Christianity can’t solve all your problems in this life. In fact, some conflicts may even be intensified if you are a believer. There are certain circles and places in life where faithfulness and integrity are not appreciated. You may come under pressure because you have chosen to be honest or pure. Christian people can and do experience these kinds of difficulties.
It’s also true that we still live in a fallen world. Reconciliation with our creator doesn’t solve every manifestation of alienation we may have in this life. Even after you come to know God through Jesus Christ, you will still experience troubles, pains and alienation.
We have peace and hope.
In Romans 5:1-11, Paul explains that, while we are already at peace with God, tribulations will come—and we are to rejoice in them. Hope and peace are major themes in this text:
Therefore having been justified by faith, we have peace with God through our Lord Jesus Christ, through whom also we have obtained our introduction by faith into this grace in which we stand; and we exult in hope of the glory of God. (Romans 5:1-2)

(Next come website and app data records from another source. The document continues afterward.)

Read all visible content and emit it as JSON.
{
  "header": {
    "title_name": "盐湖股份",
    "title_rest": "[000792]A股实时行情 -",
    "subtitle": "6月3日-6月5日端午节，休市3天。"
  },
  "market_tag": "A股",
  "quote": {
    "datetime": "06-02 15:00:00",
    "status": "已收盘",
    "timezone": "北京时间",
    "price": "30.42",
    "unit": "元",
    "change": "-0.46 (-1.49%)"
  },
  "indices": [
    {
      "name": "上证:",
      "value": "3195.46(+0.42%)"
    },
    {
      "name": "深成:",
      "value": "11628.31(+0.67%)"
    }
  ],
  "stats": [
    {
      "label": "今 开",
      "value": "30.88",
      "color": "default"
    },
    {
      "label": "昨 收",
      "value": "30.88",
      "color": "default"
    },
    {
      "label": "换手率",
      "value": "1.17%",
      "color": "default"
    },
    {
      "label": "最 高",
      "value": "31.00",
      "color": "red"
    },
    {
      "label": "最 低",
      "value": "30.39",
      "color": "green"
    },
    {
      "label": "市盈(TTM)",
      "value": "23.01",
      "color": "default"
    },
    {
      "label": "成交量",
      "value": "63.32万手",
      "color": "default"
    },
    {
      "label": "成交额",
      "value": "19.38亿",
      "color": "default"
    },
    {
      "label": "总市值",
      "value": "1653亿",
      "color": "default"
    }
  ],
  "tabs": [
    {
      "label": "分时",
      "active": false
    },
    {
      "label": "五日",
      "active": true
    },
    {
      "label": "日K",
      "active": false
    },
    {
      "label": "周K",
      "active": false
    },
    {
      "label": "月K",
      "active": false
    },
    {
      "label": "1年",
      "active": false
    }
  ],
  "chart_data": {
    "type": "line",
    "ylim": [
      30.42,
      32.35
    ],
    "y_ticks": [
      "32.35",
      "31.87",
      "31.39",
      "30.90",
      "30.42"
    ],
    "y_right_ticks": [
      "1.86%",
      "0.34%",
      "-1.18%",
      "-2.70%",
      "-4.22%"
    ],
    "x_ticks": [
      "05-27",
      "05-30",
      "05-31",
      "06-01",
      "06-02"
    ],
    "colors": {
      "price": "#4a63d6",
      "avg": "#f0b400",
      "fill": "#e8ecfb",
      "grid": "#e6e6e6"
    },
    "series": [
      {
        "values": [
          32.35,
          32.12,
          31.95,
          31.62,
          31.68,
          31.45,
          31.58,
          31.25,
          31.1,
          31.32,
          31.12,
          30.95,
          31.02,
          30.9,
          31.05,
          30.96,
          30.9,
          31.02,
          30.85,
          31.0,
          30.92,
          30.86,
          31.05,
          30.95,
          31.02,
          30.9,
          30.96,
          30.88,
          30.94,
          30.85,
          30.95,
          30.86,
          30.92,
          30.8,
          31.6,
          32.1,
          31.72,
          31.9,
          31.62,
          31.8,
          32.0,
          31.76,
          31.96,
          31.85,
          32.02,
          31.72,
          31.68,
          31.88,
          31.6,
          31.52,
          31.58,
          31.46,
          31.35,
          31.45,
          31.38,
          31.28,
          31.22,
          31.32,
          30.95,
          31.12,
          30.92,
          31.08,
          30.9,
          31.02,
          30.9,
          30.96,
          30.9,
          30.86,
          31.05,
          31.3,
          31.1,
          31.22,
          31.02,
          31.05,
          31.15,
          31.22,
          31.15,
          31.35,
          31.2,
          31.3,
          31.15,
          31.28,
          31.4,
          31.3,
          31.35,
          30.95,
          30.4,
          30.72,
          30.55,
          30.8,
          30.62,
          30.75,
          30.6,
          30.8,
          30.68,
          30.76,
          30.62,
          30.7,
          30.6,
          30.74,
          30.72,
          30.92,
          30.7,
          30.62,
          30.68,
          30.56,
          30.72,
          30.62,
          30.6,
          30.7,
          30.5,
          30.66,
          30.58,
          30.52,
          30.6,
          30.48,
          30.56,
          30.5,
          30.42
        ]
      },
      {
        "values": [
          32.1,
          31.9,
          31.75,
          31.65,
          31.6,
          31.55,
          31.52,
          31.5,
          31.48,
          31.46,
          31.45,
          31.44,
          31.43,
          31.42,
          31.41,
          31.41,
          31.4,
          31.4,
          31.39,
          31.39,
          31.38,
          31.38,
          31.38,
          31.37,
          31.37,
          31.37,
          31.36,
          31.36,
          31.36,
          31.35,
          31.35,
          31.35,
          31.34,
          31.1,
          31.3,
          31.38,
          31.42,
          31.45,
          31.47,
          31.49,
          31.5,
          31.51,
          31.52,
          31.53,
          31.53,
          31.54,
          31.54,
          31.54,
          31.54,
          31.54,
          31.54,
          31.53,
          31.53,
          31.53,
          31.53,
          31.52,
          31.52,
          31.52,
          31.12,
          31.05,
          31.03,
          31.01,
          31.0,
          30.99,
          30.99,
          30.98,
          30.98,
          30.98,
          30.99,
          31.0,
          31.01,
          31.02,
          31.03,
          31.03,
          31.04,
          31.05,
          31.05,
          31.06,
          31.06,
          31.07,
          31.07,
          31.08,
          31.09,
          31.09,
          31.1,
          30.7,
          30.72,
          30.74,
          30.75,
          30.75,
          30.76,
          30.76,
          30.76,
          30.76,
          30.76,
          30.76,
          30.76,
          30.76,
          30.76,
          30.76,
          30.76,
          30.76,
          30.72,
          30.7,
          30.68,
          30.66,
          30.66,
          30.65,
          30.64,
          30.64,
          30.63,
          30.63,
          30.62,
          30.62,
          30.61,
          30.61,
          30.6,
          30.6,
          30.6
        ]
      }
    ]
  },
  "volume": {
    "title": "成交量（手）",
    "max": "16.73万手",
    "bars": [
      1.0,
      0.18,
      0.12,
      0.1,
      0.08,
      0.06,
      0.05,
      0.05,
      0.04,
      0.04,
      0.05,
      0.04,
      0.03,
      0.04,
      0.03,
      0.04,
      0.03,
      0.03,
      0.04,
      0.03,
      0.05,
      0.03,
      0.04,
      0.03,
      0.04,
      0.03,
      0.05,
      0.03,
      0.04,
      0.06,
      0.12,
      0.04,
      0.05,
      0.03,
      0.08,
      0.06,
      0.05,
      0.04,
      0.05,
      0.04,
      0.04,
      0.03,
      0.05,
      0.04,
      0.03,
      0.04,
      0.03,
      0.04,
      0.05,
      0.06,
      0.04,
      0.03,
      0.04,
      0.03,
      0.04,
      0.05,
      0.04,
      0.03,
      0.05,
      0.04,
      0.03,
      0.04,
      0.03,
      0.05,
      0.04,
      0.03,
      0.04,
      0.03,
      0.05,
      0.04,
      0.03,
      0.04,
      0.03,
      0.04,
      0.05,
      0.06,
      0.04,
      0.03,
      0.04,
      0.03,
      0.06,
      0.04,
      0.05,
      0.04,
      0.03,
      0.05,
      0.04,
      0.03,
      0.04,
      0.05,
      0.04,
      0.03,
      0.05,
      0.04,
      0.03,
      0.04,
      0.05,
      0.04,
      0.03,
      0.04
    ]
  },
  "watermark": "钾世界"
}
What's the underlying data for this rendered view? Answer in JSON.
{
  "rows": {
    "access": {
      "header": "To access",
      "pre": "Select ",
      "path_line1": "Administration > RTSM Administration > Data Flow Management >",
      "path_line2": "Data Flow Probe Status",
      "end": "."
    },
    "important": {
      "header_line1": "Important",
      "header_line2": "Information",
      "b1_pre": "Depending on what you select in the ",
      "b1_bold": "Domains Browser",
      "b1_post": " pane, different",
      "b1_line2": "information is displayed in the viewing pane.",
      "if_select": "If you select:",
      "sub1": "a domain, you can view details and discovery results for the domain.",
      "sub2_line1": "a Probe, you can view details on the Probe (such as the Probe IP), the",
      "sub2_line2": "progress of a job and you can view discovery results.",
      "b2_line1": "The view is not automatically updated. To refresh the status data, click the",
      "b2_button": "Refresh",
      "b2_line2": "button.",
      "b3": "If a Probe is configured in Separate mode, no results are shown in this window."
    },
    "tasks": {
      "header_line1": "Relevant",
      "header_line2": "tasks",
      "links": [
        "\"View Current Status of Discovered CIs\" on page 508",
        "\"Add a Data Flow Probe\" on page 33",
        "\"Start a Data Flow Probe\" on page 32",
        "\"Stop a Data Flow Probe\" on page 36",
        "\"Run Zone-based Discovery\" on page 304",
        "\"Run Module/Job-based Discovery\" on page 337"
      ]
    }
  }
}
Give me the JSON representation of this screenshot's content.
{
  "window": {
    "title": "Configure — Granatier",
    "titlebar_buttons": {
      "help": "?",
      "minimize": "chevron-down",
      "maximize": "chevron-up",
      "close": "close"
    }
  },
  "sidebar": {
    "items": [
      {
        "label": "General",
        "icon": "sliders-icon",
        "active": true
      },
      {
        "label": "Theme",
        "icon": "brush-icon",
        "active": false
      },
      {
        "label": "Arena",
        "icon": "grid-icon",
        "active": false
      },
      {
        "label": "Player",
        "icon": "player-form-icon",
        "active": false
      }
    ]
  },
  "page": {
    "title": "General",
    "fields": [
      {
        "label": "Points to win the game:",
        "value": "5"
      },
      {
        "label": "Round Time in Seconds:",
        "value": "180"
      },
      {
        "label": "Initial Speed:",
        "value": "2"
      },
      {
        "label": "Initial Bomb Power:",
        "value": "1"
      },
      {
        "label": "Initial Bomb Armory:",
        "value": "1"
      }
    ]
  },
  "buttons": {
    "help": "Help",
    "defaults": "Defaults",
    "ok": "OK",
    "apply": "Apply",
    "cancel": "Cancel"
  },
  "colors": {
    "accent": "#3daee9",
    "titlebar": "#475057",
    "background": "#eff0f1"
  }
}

When Paul says “We have peace with God,” I think he’s referring first to the objective reality of our new relationship with God. We were formerly enemies—Paul says in verses 1-11 that we were godless, separated, and helpless. That objective, real alienation may, however, and often does, have a psychological expression, and people often feel it. Thus, where there is estrangement from God and the need for reconciliation, there can be psychological pain and a deep sense that we are separated.
We Christians were separated, but our lives are still impacted by that separation because we live in a fallen world. Now, however, God has brought us back to himself through Jesus Christ.
Now we rejoice in tribulations.
Not only are we happy about our secured future, but we also rejoice in our troubles and tribulations:
And not only this, but we also exult in our tribulations, knowing that tribulation brings about perseverance; and perseverance, proven character; and proven character, hope. (Romans 5:3-4)
Tribulation is a general term in Pauline vocabulary. It can mean specific acts of persecution, but it’s broader than that. It can also mean things that come about generally through the evil of human beings, war, poverty, and danger in the cities—all of the troubles of this present evil age. Paul says that, for the Christian, there is a link between these sufferings and God’s good purposes in shaping our character, and therefore we can worship and celebrate even when we suffer because we “know” God personally through Christ and know that our resurrection future is secure through Him. Thus, the Christian will persevere in the midst of troubles. Where there is perseverance, there is a testing of character. As the person is tested, he grows, develops, and matures. And where character is tested, hope and trust cycle back and are deepened.
Romans 5:1-11 is all about hope. I’ll explain more in my next blog post, when I’ll write further about what it means to have hope and peace in times of trouble.
The previous was adapted from a convocation address Dr. Robert B. Sloan gave at Houston Baptist University.